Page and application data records
|---|
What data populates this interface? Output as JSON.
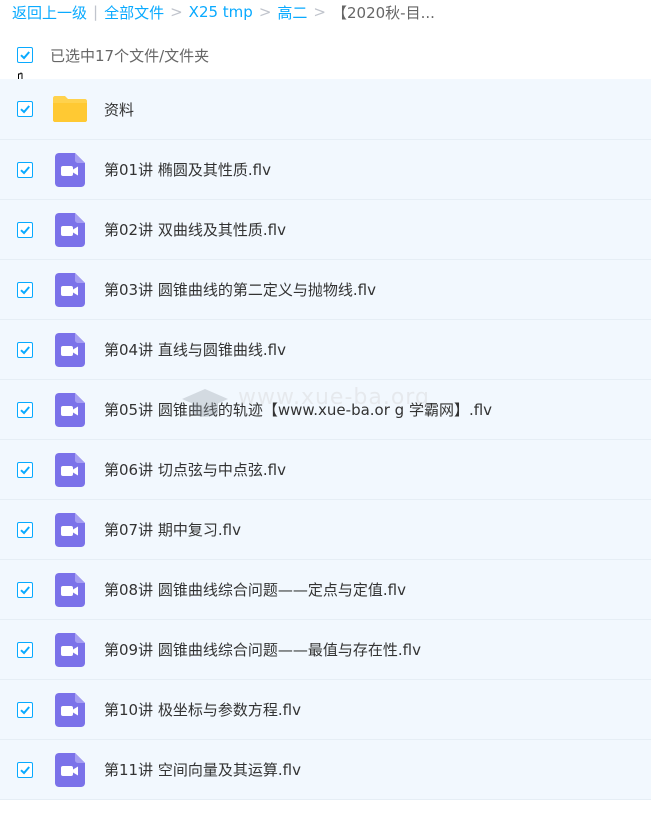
{
  "breadcrumb": {
    "back": "返回上一级",
    "all_files": "全部文件",
    "folder1": "X25 tmp",
    "folder2": "高二",
    "current": "【2020秋-目..."
  },
  "selection": {
    "text": "已选中17个文件/文件夹"
  },
  "watermark": {
    "text": "www.xue-ba.org"
  },
  "colors": {
    "accent": "#09aaff",
    "video_icon": "#7b72e9",
    "folder": "#ffd24d",
    "row_bg": "#f2f8fe"
  },
  "items": [
    {
      "name": "资料",
      "type": "folder",
      "checked": true
    },
    {
      "name": "第01讲 椭圆及其性质.flv",
      "type": "video",
      "checked": true
    },
    {
      "name": "第02讲 双曲线及其性质.flv",
      "type": "video",
      "checked": true
    },
    {
      "name": "第03讲 圆锥曲线的第二定义与抛物线.flv",
      "type": "video",
      "checked": true
    },
    {
      "name": "第04讲 直线与圆锥曲线.flv",
      "type": "video",
      "checked": true
    },
    {
      "name": "第05讲 圆锥曲线的轨迹【www.xue-ba.or g 学霸网】.flv",
      "type": "video",
      "checked": true
    },
    {
      "name": "第06讲 切点弦与中点弦.flv",
      "type": "video",
      "checked": true
    },
    {
      "name": "第07讲 期中复习.flv",
      "type": "video",
      "checked": true
    },
    {
      "name": "第08讲 圆锥曲线综合问题——定点与定值.flv",
      "type": "video",
      "checked": true
    },
    {
      "name": "第09讲 圆锥曲线综合问题——最值与存在性.flv",
      "type": "video",
      "checked": true
    },
    {
      "name": "第10讲 极坐标与参数方程.flv",
      "type": "video",
      "checked": true
    },
    {
      "name": "第11讲 空间向量及其运算.flv",
      "type": "video",
      "checked": true
    }
  ]
}
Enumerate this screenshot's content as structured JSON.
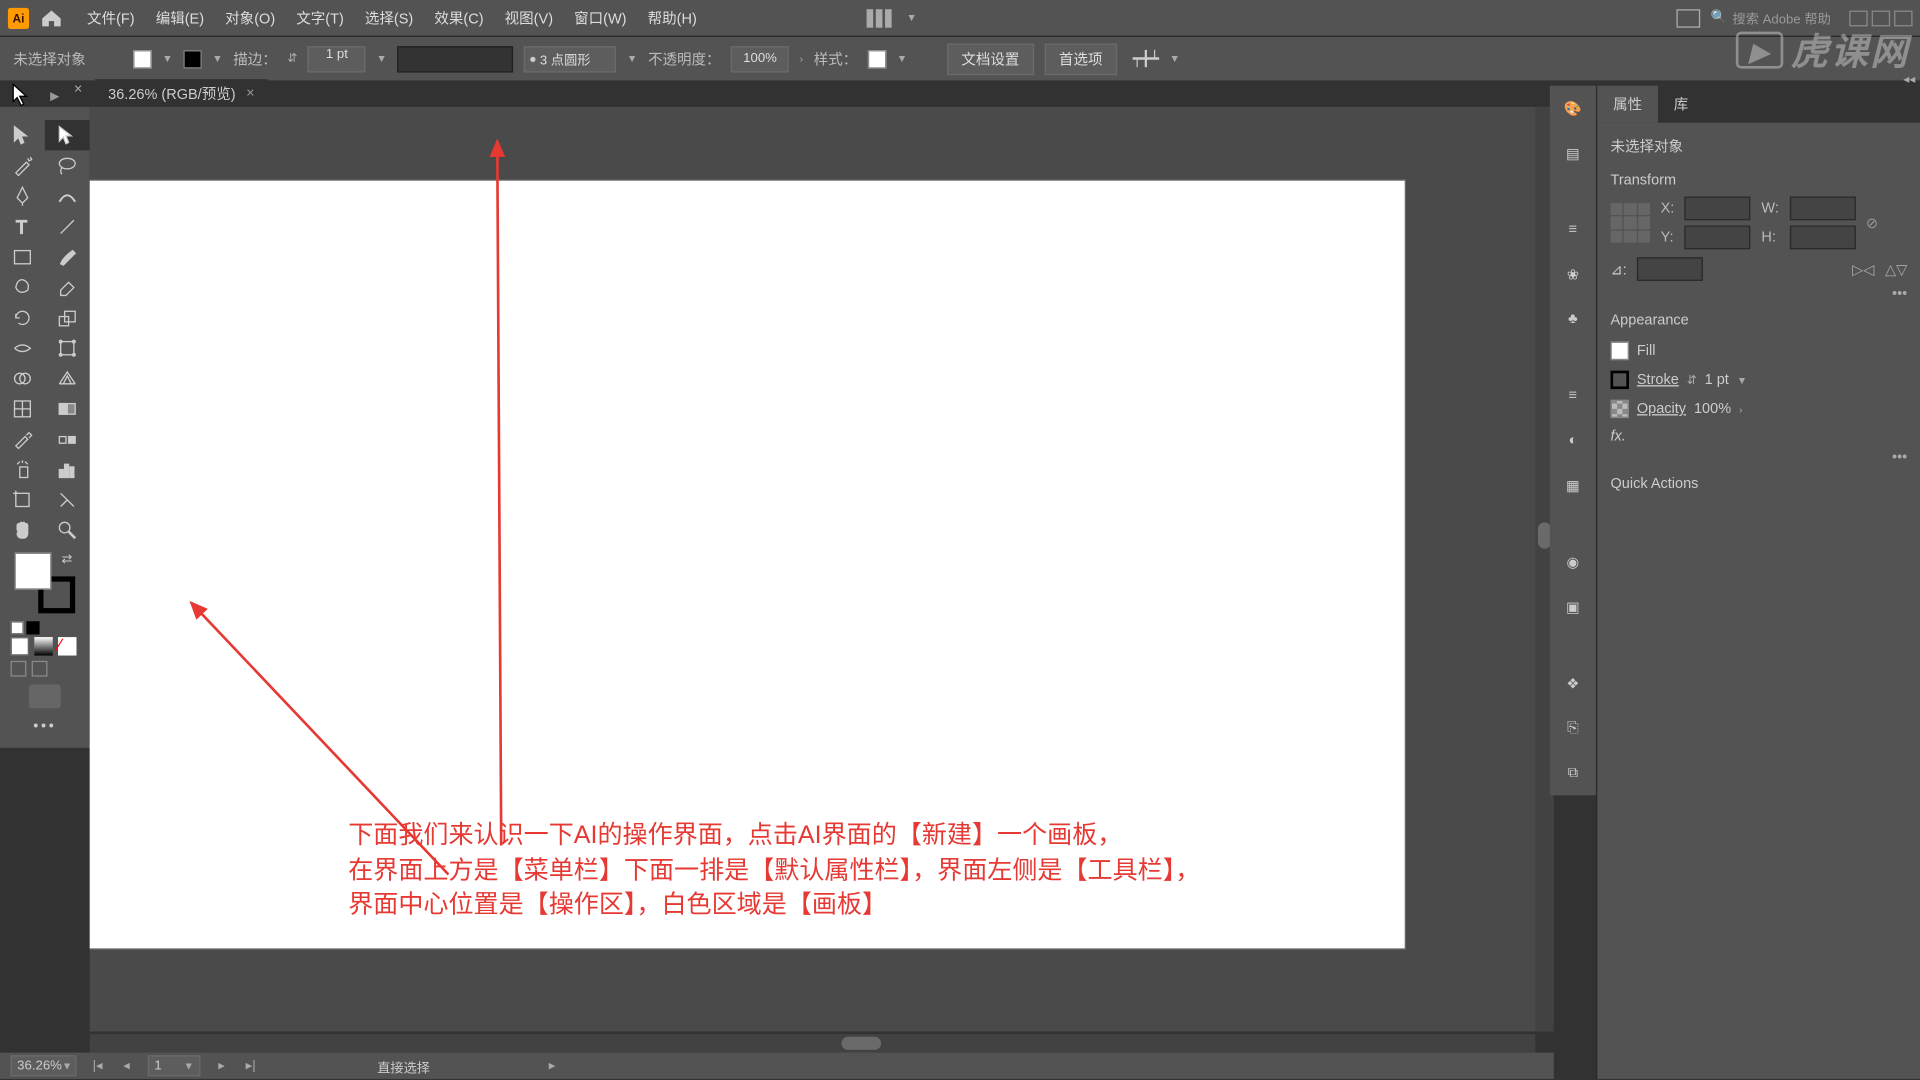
{
  "menu": {
    "items": [
      "文件(F)",
      "编辑(E)",
      "对象(O)",
      "文字(T)",
      "选择(S)",
      "效果(C)",
      "视图(V)",
      "窗口(W)",
      "帮助(H)"
    ],
    "search_placeholder": "搜索 Adobe 帮助"
  },
  "control": {
    "no_selection": "未选择对象",
    "stroke_label": "描边：",
    "stroke_val": "1 pt",
    "point_style": "3 点圆形",
    "opacity_label": "不透明度：",
    "opacity_val": "100%",
    "style_label": "样式：",
    "doc_setup": "文档设置",
    "prefs": "首选项"
  },
  "doc_tab": {
    "title": "36.26% (RGB/预览)"
  },
  "properties": {
    "tab_properties": "属性",
    "tab_library": "库",
    "no_selection": "未选择对象",
    "transform_title": "Transform",
    "labels": {
      "x": "X:",
      "y": "Y:",
      "w": "W:",
      "h": "H:",
      "angle": "⊿:"
    },
    "appearance_title": "Appearance",
    "fill_label": "Fill",
    "stroke_label": "Stroke",
    "stroke_val": "1 pt",
    "opacity_label": "Opacity",
    "opacity_val": "100%",
    "fx": "fx.",
    "quick_actions": "Quick Actions"
  },
  "status": {
    "zoom": "36.26%",
    "artboard_num": "1",
    "tool_hint": "直接选择"
  },
  "annotations": {
    "line1": "下面我们来认识一下AI的操作界面，点击AI界面的【新建】一个画板，",
    "line2": "在界面上方是【菜单栏】下面一排是【默认属性栏】，界面左侧是【工具栏】，",
    "line3": "界面中心位置是【操作区】，白色区域是【画板】"
  },
  "watermark": "虎课网"
}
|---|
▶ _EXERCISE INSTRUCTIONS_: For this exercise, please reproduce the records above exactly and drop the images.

▶ _YOUR SOLUTION_:
What data populates this interface? Output as JSON.
{
  "breadcrumb": {
    "back": "返回上一级",
    "all_files": "全部文件",
    "folder1": "X25 tmp",
    "folder2": "高二",
    "current": "【2020秋-目..."
  },
  "selection": {
    "text": "已选中17个文件/文件夹"
  },
  "watermark": {
    "text": "www.xue-ba.org"
  },
  "colors": {
    "accent": "#09aaff",
    "video_icon": "#7b72e9",
    "folder": "#ffd24d",
    "row_bg": "#f2f8fe"
  },
  "items": [
    {
      "name": "资料",
      "type": "folder",
      "checked": true
    },
    {
      "name": "第01讲 椭圆及其性质.flv",
      "type": "video",
      "checked": true
    },
    {
      "name": "第02讲 双曲线及其性质.flv",
      "type": "video",
      "checked": true
    },
    {
      "name": "第03讲 圆锥曲线的第二定义与抛物线.flv",
      "type": "video",
      "checked": true
    },
    {
      "name": "第04讲 直线与圆锥曲线.flv",
      "type": "video",
      "checked": true
    },
    {
      "name": "第05讲 圆锥曲线的轨迹【www.xue-ba.or g 学霸网】.flv",
      "type": "video",
      "checked": true
    },
    {
      "name": "第06讲 切点弦与中点弦.flv",
      "type": "video",
      "checked": true
    },
    {
      "name": "第07讲 期中复习.flv",
      "type": "video",
      "checked": true
    },
    {
      "name": "第08讲 圆锥曲线综合问题——定点与定值.flv",
      "type": "video",
      "checked": true
    },
    {
      "name": "第09讲 圆锥曲线综合问题——最值与存在性.flv",
      "type": "video",
      "checked": true
    },
    {
      "name": "第10讲 极坐标与参数方程.flv",
      "type": "video",
      "checked": true
    },
    {
      "name": "第11讲 空间向量及其运算.flv",
      "type": "video",
      "checked": true
    }
  ]
}
Enumerate this screenshot's content as structured JSON.
{
  "menu": {
    "items": [
      "文件(F)",
      "编辑(E)",
      "对象(O)",
      "文字(T)",
      "选择(S)",
      "效果(C)",
      "视图(V)",
      "窗口(W)",
      "帮助(H)"
    ],
    "search_placeholder": "搜索 Adobe 帮助"
  },
  "control": {
    "no_selection": "未选择对象",
    "stroke_label": "描边：",
    "stroke_val": "1 pt",
    "point_style": "3 点圆形",
    "opacity_label": "不透明度：",
    "opacity_val": "100%",
    "style_label": "样式：",
    "doc_setup": "文档设置",
    "prefs": "首选项"
  },
  "doc_tab": {
    "title": "36.26% (RGB/预览)"
  },
  "properties": {
    "tab_properties": "属性",
    "tab_library": "库",
    "no_selection": "未选择对象",
    "transform_title": "Transform",
    "labels": {
      "x": "X:",
      "y": "Y:",
      "w": "W:",
      "h": "H:",
      "angle": "⊿:"
    },
    "appearance_title": "Appearance",
    "fill_label": "Fill",
    "stroke_label": "Stroke",
    "stroke_val": "1 pt",
    "opacity_label": "Opacity",
    "opacity_val": "100%",
    "fx": "fx.",
    "quick_actions": "Quick Actions"
  },
  "status": {
    "zoom": "36.26%",
    "artboard_num": "1",
    "tool_hint": "直接选择"
  },
  "annotations": {
    "line1": "下面我们来认识一下AI的操作界面，点击AI界面的【新建】一个画板，",
    "line2": "在界面上方是【菜单栏】下面一排是【默认属性栏】，界面左侧是【工具栏】，",
    "line3": "界面中心位置是【操作区】，白色区域是【画板】"
  },
  "watermark": "虎课网"
}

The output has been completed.